Fragging corals is a big part of the hobby. Being able to acquire frags from others has benefits. Corals are shared rather than the constant harvesting of wild colonies in the ocean, and they are already accustomed to dwelling in a closed ecosystem. The giver prunes the colonies in their reef, allowing for better flow. They are able to 'bank' a coral with you in case theirs perishes for whatever reason. The receiver enjoys watching the little piece grow into something beautiful over time, and then will one day be a giver as well.
Over the years, commercial sales have shifted from colony-sized corals to frag-size. Getting bigger colonies is nearly unheard of. Just about anything can be fragged, which is to cut a fragment off the bigger colony. I have a general rule: I won't frag a frag. I'm more of a hoarder, preferring to grow them into big colonies but from time to time I have to cave in and snip a few piece here and there.
Here's my old fragging kit. I keep it in a simple container from the Dollar Store.
Harbor Freight Rotary Tool kit. It was only $8, and rather worthless. I also own a Dremel, but sometimes wished I'd purchases a cordless version even though it's quite a bit more ($79-ish).
Here it is, all laid out.
Everything is used and abused, so just ignore rust stains and/or damage in these closeups.
I used Cyano Acrylate, from Ca-Plus.com It is super glue gel, but in a larger tube (20g instead of .5g tubes). I also use some accelerator from them, to speed up set time. We used to buy 50 of each from that site for around $220 a couple of times a year in group buys.

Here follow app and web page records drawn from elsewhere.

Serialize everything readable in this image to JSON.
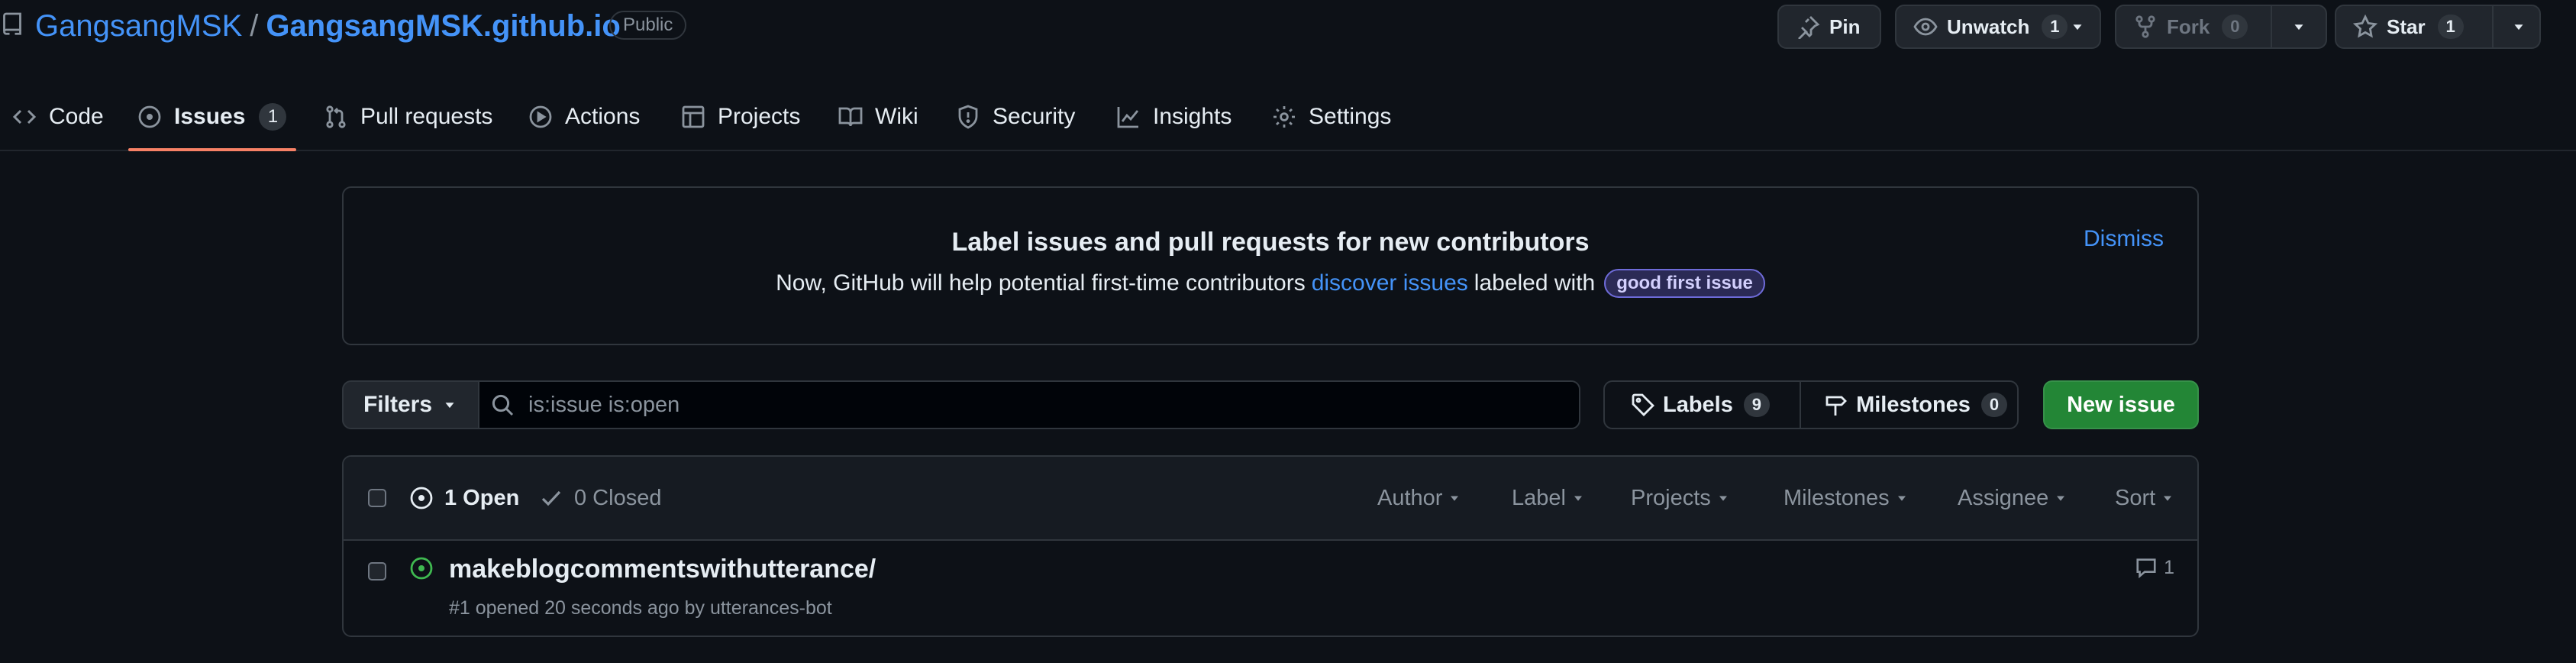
{
  "repo": {
    "owner": "GangsangMSK",
    "separator": "/",
    "name": "GangsangMSK.github.io",
    "visibility": "Public"
  },
  "actions": {
    "pin": {
      "label": "Pin"
    },
    "watch": {
      "label": "Unwatch",
      "count": "1"
    },
    "fork": {
      "label": "Fork",
      "count": "0"
    },
    "star": {
      "label": "Star",
      "count": "1"
    }
  },
  "tabs": [
    {
      "label": "Code",
      "icon": "code-icon"
    },
    {
      "label": "Issues",
      "icon": "issue-opened-icon",
      "count": "1",
      "active": true
    },
    {
      "label": "Pull requests",
      "icon": "git-pull-request-icon"
    },
    {
      "label": "Actions",
      "icon": "play-icon"
    },
    {
      "label": "Projects",
      "icon": "table-icon"
    },
    {
      "label": "Wiki",
      "icon": "book-icon"
    },
    {
      "label": "Security",
      "icon": "shield-icon"
    },
    {
      "label": "Insights",
      "icon": "graph-icon"
    },
    {
      "label": "Settings",
      "icon": "gear-icon"
    }
  ],
  "banner": {
    "title": "Label issues and pull requests for new contributors",
    "desc_before": "Now, GitHub will help potential first-time contributors",
    "desc_link": "discover issues",
    "desc_after": "labeled with",
    "label": "good first issue",
    "dismiss": "Dismiss"
  },
  "toolbar": {
    "filters": "Filters",
    "search_value": "is:issue is:open",
    "labels": "Labels",
    "labels_count": "9",
    "milestones": "Milestones",
    "milestones_count": "0",
    "new_issue": "New issue"
  },
  "list_header": {
    "open": "1 Open",
    "closed": "0 Closed",
    "filters": [
      "Author",
      "Label",
      "Projects",
      "Milestones",
      "Assignee",
      "Sort"
    ]
  },
  "issues": [
    {
      "title": "makeblogcommentswithutterance/",
      "meta": "#1 opened 20 seconds ago by utterances-bot",
      "comments": "1"
    }
  ],
  "colors": {
    "accent_link": "#4493f8",
    "open_green": "#3fb950",
    "button_green": "#238636",
    "tab_underline": "#f78166"
  }
}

There are other products on the market that work quite well, such as the Cg Coral Glue from Ecotech.
When gluing an acro frag or a zoanthid polyp, dry off a spot on your live rock rubble (or boulder), then apply the accelerator either with an applicator, or with the spray nozzle that comes with it. Either seems to work. Then blot off the coral's base, and apply some glue. Press it into place, and within 5 seconds, it is secure. I dip it in bowl of tank water to remove any toxins before it goes in my tank.

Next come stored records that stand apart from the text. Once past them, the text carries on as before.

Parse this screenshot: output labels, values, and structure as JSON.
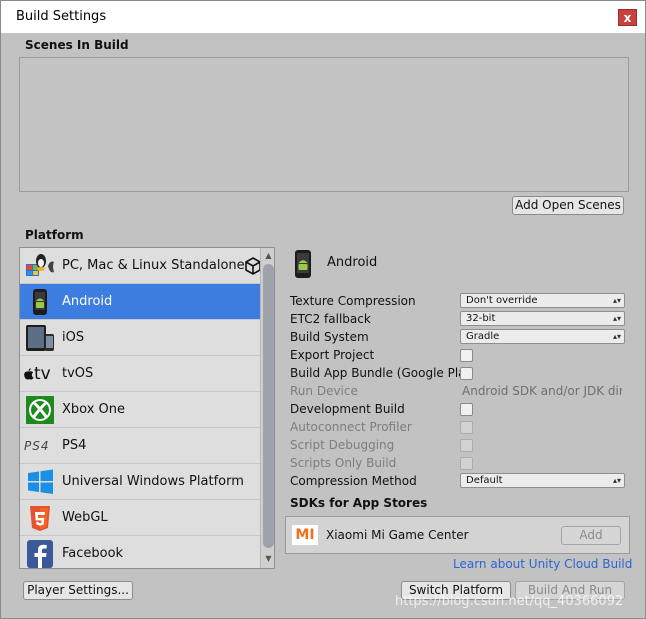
{
  "window": {
    "title": "Build Settings",
    "close_label": "x"
  },
  "scenes": {
    "title": "Scenes In Build",
    "add_open_scenes_label": "Add Open Scenes"
  },
  "platform": {
    "title": "Platform",
    "items": [
      {
        "label": "PC, Mac & Linux Standalone",
        "icon": "pc-mac-linux-icon",
        "selected": false
      },
      {
        "label": "Android",
        "icon": "android-icon",
        "selected": true
      },
      {
        "label": "iOS",
        "icon": "ios-icon",
        "selected": false
      },
      {
        "label": "tvOS",
        "icon": "tvos-icon",
        "selected": false
      },
      {
        "label": "Xbox One",
        "icon": "xbox-icon",
        "selected": false
      },
      {
        "label": "PS4",
        "icon": "ps4-icon",
        "selected": false
      },
      {
        "label": "Universal Windows Platform",
        "icon": "windows-icon",
        "selected": false
      },
      {
        "label": "WebGL",
        "icon": "html5-icon",
        "selected": false
      },
      {
        "label": "Facebook",
        "icon": "facebook-icon",
        "selected": false
      }
    ],
    "tvos_prefix": "tv",
    "ps4_text": "PS4"
  },
  "details": {
    "platform_name": "Android",
    "texture_compression": {
      "label": "Texture Compression",
      "value": "Don't override"
    },
    "etc2_fallback": {
      "label": "ETC2 fallback",
      "value": "32-bit"
    },
    "build_system": {
      "label": "Build System",
      "value": "Gradle"
    },
    "export_project": {
      "label": "Export Project"
    },
    "build_app_bundle": {
      "label": "Build App Bundle (Google Pla"
    },
    "run_device": {
      "label": "Run Device",
      "value": "Android SDK and/or JDK dir"
    },
    "development_build": {
      "label": "Development Build"
    },
    "autoconnect_profiler": {
      "label": "Autoconnect Profiler"
    },
    "script_debugging": {
      "label": "Script Debugging"
    },
    "scripts_only_build": {
      "label": "Scripts Only Build"
    },
    "compression_method": {
      "label": "Compression Method",
      "value": "Default"
    },
    "dropdown_arrow": "▴▾"
  },
  "sdks": {
    "title": "SDKs for App Stores",
    "xiaomi_label": "Xiaomi Mi Game Center",
    "xiaomi_logo_text": "MI",
    "add_label": "Add",
    "learn_link": "Learn about Unity Cloud Build"
  },
  "footer": {
    "player_settings_label": "Player Settings...",
    "switch_platform_label": "Switch Platform",
    "build_and_run_label": "Build And Run"
  },
  "watermark": "https://blog.csdn.net/qq_40366092",
  "colors": {
    "selected": "#3e7de0",
    "panel": "#c2c2c2",
    "close_button": "#c6433b",
    "link": "#2c64d0"
  }
}
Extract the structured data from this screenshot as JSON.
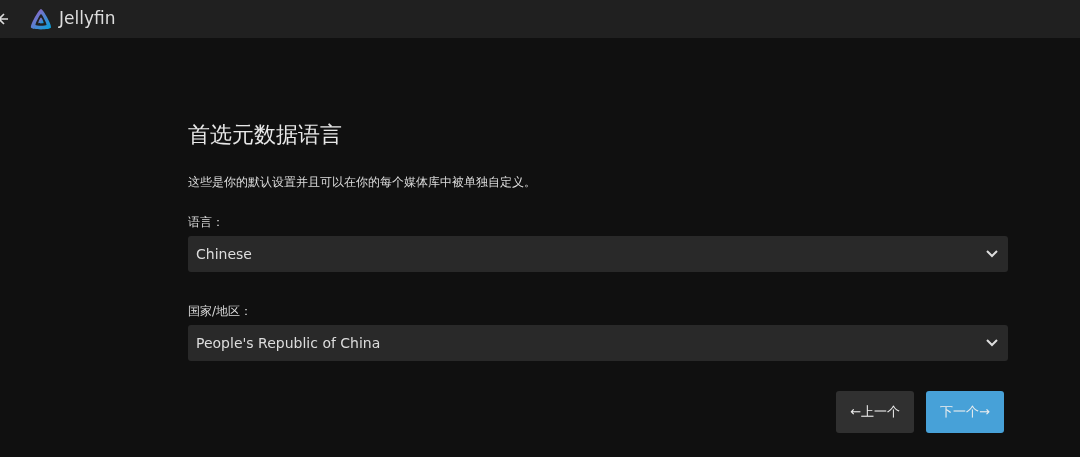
{
  "header": {
    "app_name": "Jellyfin"
  },
  "title": "首选元数据语言",
  "description": "这些是你的默认设置并且可以在你的每个媒体库中被单独自定义。",
  "fields": [
    {
      "label": "语言：",
      "value": "Chinese"
    },
    {
      "label": "国家/地区：",
      "value": "People's Republic of China"
    }
  ],
  "buttons": [
    {
      "label": "←上一个",
      "kind": "secondary"
    },
    {
      "label": "下一个→",
      "kind": "primary"
    }
  ]
}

Alternately, you might want to use two-part epoxy putty, like the one pictured by Two Little Fishies. You mix it in your hand until it is uniform in color, press it to the LR and form it around the base of your frag. This stuff will make your skimmer overflow, so turn it off for a while, or just use a little bit each day instead of one monster session of epoxying. Another two part epoxy I use is by DD, and here's the product review: http://melevsreef.com/articles/d-d-aquascape-putty
Here are the tools I use to cut corals, or to pry them off the LR. These work with all kinds of corals, including mushrooms. They came from Premium Aquatics.
The dental tools came from my dentist. I just asked for some old stuff they no longer use but still have in a drawer. I prefer stuff like the middle one you see. I've found similar at Harbor Freight.
The cutting wheel I use on the Dremel. I got this one from Ebay, as we did a group buy and ordered 40 wheels and the shank that holds it. They are pretty cheap. The one drawback is that they don't cut deeply because once you've hit the central shaft, you no longer can penetrate the coral. Radius matters.
The tile cutting saw blade made for RotoZip would work much better depth-wise, because the blade was 2.5 or 3" in diameter. But with a larger blade, you end up having to work out in the open. You lose the precision of being able to cut in a nitch area.
Anthony Calfo demonstrated using a $50 fisher-price tile cutting wet saw at our Next Wave conference. He sliced right through favias and acans and it didn't take long at all.
Pictured also are razor blades, toothpicks and rubberbands. These come in handy for trimming stuff and securing fraglets. Having all this stuff in one spot will make your fragging sessions easier to manage, so gather up all your tools and pieces and keep them in a carrying case. Lastly, I have a small bucket filled with frag plugs, frag disks and small bits of rock rubble to select from.